Well, you can get in really hot water by putting actual Russian prison tattoos on your body. It’s not something you want to toy with lightly. So the way I saw it was that it’s an indication of someone trying to think numerous moves ahead. Whether he’s successful at doing that is beyond the point.
As far as the rest of his look, do you have a theory about where he goes shopping? His clothes are incredible, and his bedroom looks like it was ripped from an Urban Outfitters catalog.
The Glendale Galleria is a huge inspiration for him, and a place that he goes to all the time. North Hollywood and Glendale—I’m sure he knows all of the malls very well.
I enjoyed the dream sequence where Hank dunks on Thomas Friedman. We know he’s read at least part of The Lexus and the Olive Tree—I’m wondering whether you have any ideas about what else he likes to read. Does he have any favorite websites?
There are websites where he likes to order his spy equipment. He has a pair of nunchucks in the mail, throwing stars, some equipment to listen in on conversations that are going on 20 feet away. I’m guessing that he’s got an account with whatever that website is. If there’s a spy website for 10-year-old kids, he’s on that.
Another great moment is the bitmoji that Hank sends Barry, where he’s nervous and it says “Gulp.” I saw that you Instagrammed it. Do you have access to the full Hank bitmoji set?
Not at the moment. But that’s something that I really hope does come around. Those bitmoji can convey so much. I’m hoping there’s a whole selection to choose from.
It’s so easy to root for Hank, and overlook his violence. As a show, Barry seems concerned with poking at stereotypical representations of violence and violent archetypes like the hitman and the mobster. I’m curious whether you think of Hank as a villain. Is he a sociopath in your mind?
I think what Barry does so well is it takes characters you wouldn’t necessarily root for, or see as a hero whatsoever, and subverts them into a place where you are rooting for them, and you do want them to succeed. Is he a sociopath? Well, he definitely has some major, major blind spots. In his mind, it all makes sense and it’s glorified. At the end of the day, he’s a product of a difficult upbringing who is trying to escape that, while still being tied to it.
I think Hank has an idea of what his job is, and of what crime is, and in his mind it’s a spectacle, it’s a cool action sequence. The reality is that it’s dirty and it’s clumsy and traumatic.

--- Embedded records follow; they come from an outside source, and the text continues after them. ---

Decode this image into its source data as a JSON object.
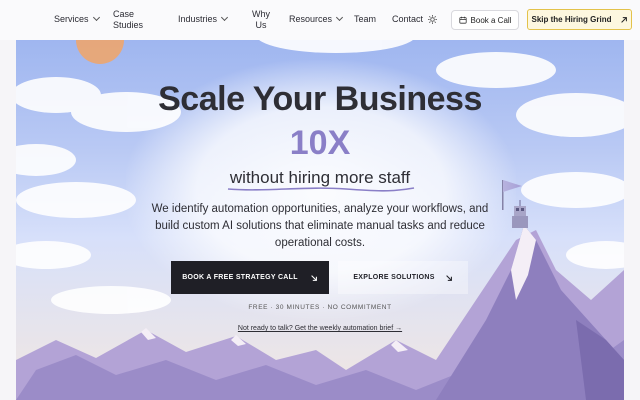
{
  "nav": {
    "items": [
      {
        "label": "Services",
        "dropdown": true
      },
      {
        "label": "Case Studies",
        "dropdown": false
      },
      {
        "label": "Industries",
        "dropdown": true
      },
      {
        "label": "Why Us",
        "dropdown": false
      },
      {
        "label": "Resources",
        "dropdown": true
      },
      {
        "label": "Team",
        "dropdown": false
      },
      {
        "label": "Contact",
        "dropdown": false
      }
    ],
    "theme_icon": "sun-icon",
    "book_call_label": "Book a Call",
    "book_call_icon": "calendar-icon",
    "cta_label": "Skip the Hiring Grind",
    "cta_icon": "arrow-up-right-icon"
  },
  "hero": {
    "headline": "Scale Your Business",
    "multiplier": "10X",
    "subhead": "without hiring more staff",
    "description": "We identify automation opportunities, analyze your workflows, and build custom AI solutions that eliminate manual tasks and reduce operational costs.",
    "primary_button": "BOOK A FREE STRATEGY CALL",
    "secondary_button": "EXPLORE SOLUTIONS",
    "fineprint": "FREE · 30 MINUTES · NO COMMITMENT",
    "brief_link": "Not ready to talk? Get the weekly automation brief →"
  },
  "colors": {
    "accent_purple": "#8a7fc7",
    "dark": "#1f1f26",
    "cta_border": "#e3c24a"
  }
}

I know Hank’s from Chechnya, but you’re from Boston. How did you get started acting there?
I wasn’t acting professionally as a kid, but I was doing stage productions. The first role I played was a pirate in Peter Pan at the Winchester Cooperative Theater. So, from a very young age I went straight to the villains. And then I did Shakespeare in middle school at this place called Project Shakespeare, I did plays in high school. When it came to going to college, I really wanted to learn more about acting and to be classically trained, so I went to Carnegie Mellon. I knew it was what I wanted to set my sights on.
Do any of the scenes in Gene Cousineau’s acting workshops give you flashbacks to your early days?
One hundred percent. It gives me a warm, tingly feeling inside. Henry [Winkler] is such a gem. I would’ve loved to be in his acting class in real life. Anyone who has been in an acting class environment knows that there’s a familial element to it. You feel extremely supported, you’re in a place of real vulnerability. It’s extremely cathartic. You form bonds, whether it’s acting projects or plays, that last a lifetime.
You have a history of playing villains—I recognized you on Barry from when you played Victor Zsasz on Gotham. Is it more fun to play a bad guy?
It’s way more fun. Bad guys are heroes in their own minds. They’re doing what they feel is the right thing to do, they’re just more self-serving. What’s fascinating about villains is that everyone is one or two steps away from doing something horrendous. We’re all capable of real darkness.
Barry follows Game of Thrones, and The Ringer is obsessed with Game of Thrones, so I have to ask: Who would Hank root for to sit on the Iron Throne?
The Spider! Varys! He loves his haircut—and he’s for the people.
Disclosure: HBO is an initial investor in The Ringer.